First look: Samsung Tab S
Samsung's upcoming flagship tablet range is thinner and lighter than other leading tablet brands in the market. SHERWIN LOH reports
Published on Jun 27, 2014 5:00 AM
Available in either 8.4-inch (16GB) or 10.5-inch (32GB) sizes, the Samsung Tab S will be available in both Wi-Fi and LTE versions here. The devices will be powered by the Exynos 5 Octa (1.9 GHz QuadCore + 1.3 GHz Quadcore) processor.
Both versions will feature WQXGA 2,560 x 1,600 pixel displays in a 16:10 aspect ratio. This is the second time that Samsung is using a Super Amoled display on a tablet device.
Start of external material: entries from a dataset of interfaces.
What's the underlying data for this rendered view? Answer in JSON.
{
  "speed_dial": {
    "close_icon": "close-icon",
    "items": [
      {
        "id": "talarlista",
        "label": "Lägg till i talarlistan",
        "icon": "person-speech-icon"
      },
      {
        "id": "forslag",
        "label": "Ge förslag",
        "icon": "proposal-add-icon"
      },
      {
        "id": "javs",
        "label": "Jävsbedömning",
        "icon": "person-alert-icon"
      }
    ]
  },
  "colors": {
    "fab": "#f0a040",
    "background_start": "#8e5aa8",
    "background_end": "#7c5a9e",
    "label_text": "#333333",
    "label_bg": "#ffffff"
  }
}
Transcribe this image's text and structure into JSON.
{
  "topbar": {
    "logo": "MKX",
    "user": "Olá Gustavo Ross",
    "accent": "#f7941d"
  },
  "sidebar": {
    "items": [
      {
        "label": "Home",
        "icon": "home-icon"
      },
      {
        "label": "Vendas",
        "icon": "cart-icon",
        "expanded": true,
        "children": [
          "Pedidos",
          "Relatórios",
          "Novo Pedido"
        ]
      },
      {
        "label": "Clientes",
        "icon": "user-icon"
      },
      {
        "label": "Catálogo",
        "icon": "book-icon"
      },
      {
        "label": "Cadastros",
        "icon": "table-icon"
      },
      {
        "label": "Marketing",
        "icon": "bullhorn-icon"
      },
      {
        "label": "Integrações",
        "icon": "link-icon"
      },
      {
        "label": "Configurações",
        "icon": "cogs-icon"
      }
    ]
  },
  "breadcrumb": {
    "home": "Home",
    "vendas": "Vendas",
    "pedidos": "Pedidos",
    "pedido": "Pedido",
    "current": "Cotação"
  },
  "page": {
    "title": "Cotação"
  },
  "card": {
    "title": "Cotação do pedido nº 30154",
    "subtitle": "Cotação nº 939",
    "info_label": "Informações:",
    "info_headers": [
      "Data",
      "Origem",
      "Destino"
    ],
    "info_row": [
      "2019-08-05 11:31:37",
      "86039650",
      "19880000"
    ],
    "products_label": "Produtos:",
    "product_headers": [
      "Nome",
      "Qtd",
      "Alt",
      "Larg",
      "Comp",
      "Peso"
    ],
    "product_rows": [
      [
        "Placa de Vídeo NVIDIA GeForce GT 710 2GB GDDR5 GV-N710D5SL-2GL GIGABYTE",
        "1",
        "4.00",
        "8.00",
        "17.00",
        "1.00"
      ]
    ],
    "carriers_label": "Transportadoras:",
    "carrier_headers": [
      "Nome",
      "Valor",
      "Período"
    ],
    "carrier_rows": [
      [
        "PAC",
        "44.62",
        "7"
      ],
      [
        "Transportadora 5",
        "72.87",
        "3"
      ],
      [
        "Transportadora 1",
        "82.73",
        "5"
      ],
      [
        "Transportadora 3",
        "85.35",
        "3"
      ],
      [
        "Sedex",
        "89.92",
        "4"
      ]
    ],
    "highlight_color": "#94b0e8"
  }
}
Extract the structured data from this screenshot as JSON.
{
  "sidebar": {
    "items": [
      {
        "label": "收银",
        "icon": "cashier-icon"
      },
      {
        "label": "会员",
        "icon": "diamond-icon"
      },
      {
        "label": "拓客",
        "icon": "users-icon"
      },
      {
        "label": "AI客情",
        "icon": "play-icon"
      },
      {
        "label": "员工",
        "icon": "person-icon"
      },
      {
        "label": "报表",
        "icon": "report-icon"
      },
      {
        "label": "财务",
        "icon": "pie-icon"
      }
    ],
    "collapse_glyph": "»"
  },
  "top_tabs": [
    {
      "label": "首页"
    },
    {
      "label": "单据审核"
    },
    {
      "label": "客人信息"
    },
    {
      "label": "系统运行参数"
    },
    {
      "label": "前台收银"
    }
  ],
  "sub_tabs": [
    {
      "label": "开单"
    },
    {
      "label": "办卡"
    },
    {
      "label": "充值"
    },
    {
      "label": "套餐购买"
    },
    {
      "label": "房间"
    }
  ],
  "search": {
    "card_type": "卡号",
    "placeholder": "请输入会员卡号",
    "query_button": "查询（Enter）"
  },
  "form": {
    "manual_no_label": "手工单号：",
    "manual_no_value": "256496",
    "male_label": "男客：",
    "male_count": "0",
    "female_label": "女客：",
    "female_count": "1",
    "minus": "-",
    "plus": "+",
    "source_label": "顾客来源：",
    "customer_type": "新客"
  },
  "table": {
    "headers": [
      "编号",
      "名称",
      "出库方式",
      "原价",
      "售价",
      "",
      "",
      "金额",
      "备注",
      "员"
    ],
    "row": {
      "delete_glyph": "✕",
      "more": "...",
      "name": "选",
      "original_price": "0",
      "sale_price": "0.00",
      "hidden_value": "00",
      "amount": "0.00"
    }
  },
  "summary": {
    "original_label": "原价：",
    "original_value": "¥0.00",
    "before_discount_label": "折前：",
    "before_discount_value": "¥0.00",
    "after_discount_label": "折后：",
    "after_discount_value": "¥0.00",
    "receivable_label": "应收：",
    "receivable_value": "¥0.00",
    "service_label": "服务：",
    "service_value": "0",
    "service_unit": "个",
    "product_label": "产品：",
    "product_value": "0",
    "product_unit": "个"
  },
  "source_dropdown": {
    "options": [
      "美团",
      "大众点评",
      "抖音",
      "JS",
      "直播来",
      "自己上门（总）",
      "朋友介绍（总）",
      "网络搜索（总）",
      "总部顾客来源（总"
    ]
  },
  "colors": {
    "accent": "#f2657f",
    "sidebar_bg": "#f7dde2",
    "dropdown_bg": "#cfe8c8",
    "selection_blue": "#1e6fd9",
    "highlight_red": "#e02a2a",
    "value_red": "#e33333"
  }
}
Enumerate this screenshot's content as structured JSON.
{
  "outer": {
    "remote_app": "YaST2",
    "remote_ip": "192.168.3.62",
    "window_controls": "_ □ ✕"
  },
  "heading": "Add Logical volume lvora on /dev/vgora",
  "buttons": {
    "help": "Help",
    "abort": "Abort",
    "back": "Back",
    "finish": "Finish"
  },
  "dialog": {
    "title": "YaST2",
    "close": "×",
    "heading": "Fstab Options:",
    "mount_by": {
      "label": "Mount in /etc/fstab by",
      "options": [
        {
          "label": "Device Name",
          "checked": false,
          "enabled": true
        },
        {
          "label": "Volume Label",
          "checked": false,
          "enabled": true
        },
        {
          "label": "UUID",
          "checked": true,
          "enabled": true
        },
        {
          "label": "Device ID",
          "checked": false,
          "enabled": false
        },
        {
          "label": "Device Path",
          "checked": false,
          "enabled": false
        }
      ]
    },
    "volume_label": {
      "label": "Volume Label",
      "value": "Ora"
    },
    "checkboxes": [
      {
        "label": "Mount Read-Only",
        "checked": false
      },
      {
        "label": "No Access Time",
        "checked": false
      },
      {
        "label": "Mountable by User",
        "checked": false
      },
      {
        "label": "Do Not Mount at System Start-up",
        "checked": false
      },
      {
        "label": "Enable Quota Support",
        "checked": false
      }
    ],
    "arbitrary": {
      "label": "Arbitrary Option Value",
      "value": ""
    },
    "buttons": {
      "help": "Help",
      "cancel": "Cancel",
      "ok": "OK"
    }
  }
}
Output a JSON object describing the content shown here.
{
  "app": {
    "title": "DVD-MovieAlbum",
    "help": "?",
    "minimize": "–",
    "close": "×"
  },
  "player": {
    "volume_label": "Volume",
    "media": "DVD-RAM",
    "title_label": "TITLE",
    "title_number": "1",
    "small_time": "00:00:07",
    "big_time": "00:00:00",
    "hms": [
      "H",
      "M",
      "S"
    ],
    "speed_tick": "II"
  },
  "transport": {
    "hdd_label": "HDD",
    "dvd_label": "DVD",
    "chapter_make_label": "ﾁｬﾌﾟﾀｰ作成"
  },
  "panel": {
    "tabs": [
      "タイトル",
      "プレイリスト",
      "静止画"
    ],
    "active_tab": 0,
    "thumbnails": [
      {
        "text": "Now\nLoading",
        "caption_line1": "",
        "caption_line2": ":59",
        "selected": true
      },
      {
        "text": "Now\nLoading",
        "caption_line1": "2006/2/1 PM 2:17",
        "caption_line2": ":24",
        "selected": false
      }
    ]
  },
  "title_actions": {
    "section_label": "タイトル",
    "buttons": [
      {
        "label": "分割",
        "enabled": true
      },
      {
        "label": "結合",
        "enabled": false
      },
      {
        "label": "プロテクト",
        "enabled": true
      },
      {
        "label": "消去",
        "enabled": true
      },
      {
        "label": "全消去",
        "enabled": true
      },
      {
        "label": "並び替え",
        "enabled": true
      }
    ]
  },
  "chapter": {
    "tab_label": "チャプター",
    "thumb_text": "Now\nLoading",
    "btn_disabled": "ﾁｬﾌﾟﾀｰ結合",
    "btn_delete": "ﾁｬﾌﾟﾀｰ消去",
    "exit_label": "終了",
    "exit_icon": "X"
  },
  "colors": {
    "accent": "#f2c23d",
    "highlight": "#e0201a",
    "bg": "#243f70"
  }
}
An Amoled screen offers higher contrast ratios and Samsung says the screen will be able to handle more colours than before, about 90 per cent of Adobe RGB colour coverage.
Its 100,000:1 contrast ratio will also provide deeper blacks, creating more realistic images. The screen will have an Adaptive Display setting that detects the type of content on screen, such as photos and videos.
A feature for Samsung tablets and Galaxy smartphones, SideSync allows owners to link both devices using Wi-Fi Direct, such that the tablet's screen will mirror the phone's display.
This will allow a user to control his smartphone with his tablet. That is, he will be able to answer e-mail and WhatsApp messages, drag and drop files from one device to the other and make and answer phone calls from the tablet.
While several smartphone makers have started to add fingerprint sensors to their phones, none has put such a biometric sensor on a globally available tablet until now.
These sensors, such as the one on Samsung's Galaxy S5, allow users to access or lock a tablet, and even make secure payments with online payment services, such as PayPal, using a biometric sensor.
The 8.4-inch version comes with a 4,900 mAh battery, while the larger one has a 7,900 mAh battery.
The Super Amoled screen draws less power than other screen displays and both tablets also offer the same Ultra Power Saving mode as the Galaxy S5.
This lets the tablet keep on working but limits features as screen brightness, and disables connectivity, to extend battery life.
This article was first published in The Straits Times Digital Life on June 25, 2014.